Estep found some surprising similarities among the top-ranked diets. The main food source for many of the longest-lived people is bread, pasta and rice. “Refined carbs are the base of the ‘mindspan diet,’” Estep says.

But these countries aren’t enjoying the same carbs we are. In the US, bread and pasta — whether it’s whole wheat or white — tend to be enriched to contain about three times the amount of iron as their non-enriched equivalents in the Mediterranean, Japan and Costa Rica. Estep believes consuming too much iron damages DNA, cell membranes and neurons. “People with Alzheimer’s and Parkinson’s have substantial amounts of iron and other metals in their brains,” he says.

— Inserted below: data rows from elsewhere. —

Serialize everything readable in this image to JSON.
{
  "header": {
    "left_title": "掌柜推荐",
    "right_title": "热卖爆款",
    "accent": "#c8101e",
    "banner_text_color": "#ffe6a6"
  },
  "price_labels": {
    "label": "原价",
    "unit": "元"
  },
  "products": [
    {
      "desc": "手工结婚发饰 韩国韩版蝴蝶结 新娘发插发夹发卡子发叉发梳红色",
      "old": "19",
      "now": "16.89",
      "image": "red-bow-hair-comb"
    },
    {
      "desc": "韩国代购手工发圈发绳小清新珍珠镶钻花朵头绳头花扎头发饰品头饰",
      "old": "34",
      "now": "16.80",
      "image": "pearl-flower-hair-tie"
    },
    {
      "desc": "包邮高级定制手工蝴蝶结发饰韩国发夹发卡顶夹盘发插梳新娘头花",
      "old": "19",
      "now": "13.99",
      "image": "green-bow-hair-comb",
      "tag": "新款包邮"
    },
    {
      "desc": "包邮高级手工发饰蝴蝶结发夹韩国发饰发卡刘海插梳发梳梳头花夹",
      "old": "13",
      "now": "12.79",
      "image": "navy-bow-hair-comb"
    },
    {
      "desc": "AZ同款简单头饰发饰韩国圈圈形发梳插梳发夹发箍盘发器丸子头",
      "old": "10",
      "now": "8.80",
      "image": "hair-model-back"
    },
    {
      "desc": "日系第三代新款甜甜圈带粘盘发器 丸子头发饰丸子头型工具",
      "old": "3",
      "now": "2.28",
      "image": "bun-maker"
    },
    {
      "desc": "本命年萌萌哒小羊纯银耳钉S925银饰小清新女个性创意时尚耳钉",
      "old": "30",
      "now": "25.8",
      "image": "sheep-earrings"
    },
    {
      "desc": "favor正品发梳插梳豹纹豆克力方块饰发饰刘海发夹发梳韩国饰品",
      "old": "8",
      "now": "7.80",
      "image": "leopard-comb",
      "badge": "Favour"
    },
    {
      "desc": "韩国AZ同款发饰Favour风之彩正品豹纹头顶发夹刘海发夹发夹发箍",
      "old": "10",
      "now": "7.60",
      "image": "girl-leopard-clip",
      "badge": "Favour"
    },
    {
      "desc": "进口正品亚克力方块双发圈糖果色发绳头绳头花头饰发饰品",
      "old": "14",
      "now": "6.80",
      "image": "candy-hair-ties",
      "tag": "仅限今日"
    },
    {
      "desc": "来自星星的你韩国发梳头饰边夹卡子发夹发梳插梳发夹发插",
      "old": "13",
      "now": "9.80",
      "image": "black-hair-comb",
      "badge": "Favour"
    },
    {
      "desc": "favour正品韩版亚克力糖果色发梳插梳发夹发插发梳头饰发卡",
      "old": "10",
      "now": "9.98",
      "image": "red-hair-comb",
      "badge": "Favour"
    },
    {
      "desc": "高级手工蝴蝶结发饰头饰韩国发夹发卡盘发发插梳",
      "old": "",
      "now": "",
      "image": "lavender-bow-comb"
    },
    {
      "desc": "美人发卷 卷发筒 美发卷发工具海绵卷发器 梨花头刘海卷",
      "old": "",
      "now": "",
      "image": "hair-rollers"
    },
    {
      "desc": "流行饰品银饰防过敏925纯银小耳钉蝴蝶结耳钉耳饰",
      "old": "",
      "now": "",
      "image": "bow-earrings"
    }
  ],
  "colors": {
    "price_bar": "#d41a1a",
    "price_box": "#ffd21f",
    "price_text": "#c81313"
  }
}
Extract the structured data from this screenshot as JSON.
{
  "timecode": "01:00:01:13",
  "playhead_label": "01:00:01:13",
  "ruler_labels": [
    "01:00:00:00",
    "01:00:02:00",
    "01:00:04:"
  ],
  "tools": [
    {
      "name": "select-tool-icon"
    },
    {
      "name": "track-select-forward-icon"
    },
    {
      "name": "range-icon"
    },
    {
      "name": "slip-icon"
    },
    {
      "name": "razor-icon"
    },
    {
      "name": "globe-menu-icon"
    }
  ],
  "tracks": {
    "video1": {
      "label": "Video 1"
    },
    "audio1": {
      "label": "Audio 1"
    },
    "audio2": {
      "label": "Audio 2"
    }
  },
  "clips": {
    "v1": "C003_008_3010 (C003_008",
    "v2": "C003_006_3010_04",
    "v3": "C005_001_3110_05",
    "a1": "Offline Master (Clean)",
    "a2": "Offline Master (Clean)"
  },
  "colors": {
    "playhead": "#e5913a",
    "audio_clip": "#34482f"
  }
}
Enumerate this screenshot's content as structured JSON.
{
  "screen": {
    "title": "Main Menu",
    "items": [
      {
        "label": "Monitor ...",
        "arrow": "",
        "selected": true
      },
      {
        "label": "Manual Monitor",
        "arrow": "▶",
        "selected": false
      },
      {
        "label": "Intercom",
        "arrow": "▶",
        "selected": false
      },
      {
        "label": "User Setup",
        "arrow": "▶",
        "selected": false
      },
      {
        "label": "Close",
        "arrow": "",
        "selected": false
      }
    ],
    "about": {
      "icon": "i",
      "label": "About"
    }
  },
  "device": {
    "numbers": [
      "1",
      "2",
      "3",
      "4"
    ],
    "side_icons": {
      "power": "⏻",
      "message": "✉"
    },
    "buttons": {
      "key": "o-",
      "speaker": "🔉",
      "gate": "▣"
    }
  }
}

While the “mindspan elite” have the lowest rates of cognitive decline and brain disorders, places with high iron consumption — such as the United States, the United Kingdom and Finland — lead the world in Alzheimer’s disease incidences. This excess iron can also come from too much meat consumption, according to Estep.

“Parts of northern Europe lead the world in dementia risk,” he says. “High meat consumption and [the] resulting high body stores of iron are likely a primary reason they have such a high dementia burden.”

“It’s a myth that we need to eat so much protein, especially from meat,” he continues. “In fact, it’s hard on the kidneys and may promote cancer and accelerate the progression of dementia. Pinto beans, found in the Costa Rican diet, [contain] just the right amount [of protein].”

Olive oil was another common denominator of the “mindspan elite,” especially among the Mediterranean and Spanish diets. “Olive oil is high in monounsaturated fatty acid (MUFA), which is less reactive in the body,” says Estep. Foods with MUFA have been linked to a decreased risk for breast cancer, heart disease and stroke, as well as helping weight loss and lowering cholesterol — all things that help you live longer.

Countries that rely on butter and other animal products, he says, tend to rank among the “mindspan risk.” Despite the controversial nature of some of his assertions, Estep insists he approached his research with an open mind and wasn’t looking to favor bread over beef.

“I just followed the evidence with no particular dietary philosophy in mind,” he says.

Traveling Can Boost Your Sex Life and Make You Skinny

Courtesy of  Flickr

Courtesy of Flickr

From my Travel + Leisure story:

Want to boost your sex life or lose a few pounds? Travel more. According to a new study from Expedia, travel was a significant contributor in improving health, weight loss, gaining confidence, and increasing sex drive.There’s even a scientific reason wanderlust can inspire bedroom lust. “Traveling can help reduce the levels of the stress hormone cortisol. As stress and anxiety decreases, mood increases—bringing many, often unexpected, positive benefits in how we perceive ourselves, motivation and productivity, and our general outlook on life,” Dr. Linda Papadopoulos, a psychologist who worked with Expedia on the study, said in a statement.

So, how does globetrotting also keep you skinny? It has to do with your routine. Typically while on the road travelers are engaging in spurts of healthy activity, which also breaks bad habits of old routines. This also helps with boosting overall mood. “Exposure to a healthy amount of sunshine is also believed to increase the brain’s release of the hormone serotonin which is associated with boosting mood and helping a person feel calm and focused,” added Papadopoulos.

Along with a better sex life, body image and overall happiness, more than two million respondents said that traveling made them more creative.

5 Healthy Spring Break Getaways That Will Change Your Life

Photo: Flickr

Photo: Flickr

Spring break is all about booze, late nights, and partying...right? Well, maybe when you were in college. Now, any chance many get to have some much-needed time off, the last thing they want to do is spend it with a raging hangover. That's why an impressive handful spring break destinations are offering healthy options to help you relax, regenerate, and reboot before heading back to real life -- versus coming back and needing another week off just to recover. Here are our five healthy getaway picks for Spring Break 2016 that might even change your life.

Click HERE to find out the top five spots for a healthy spring break!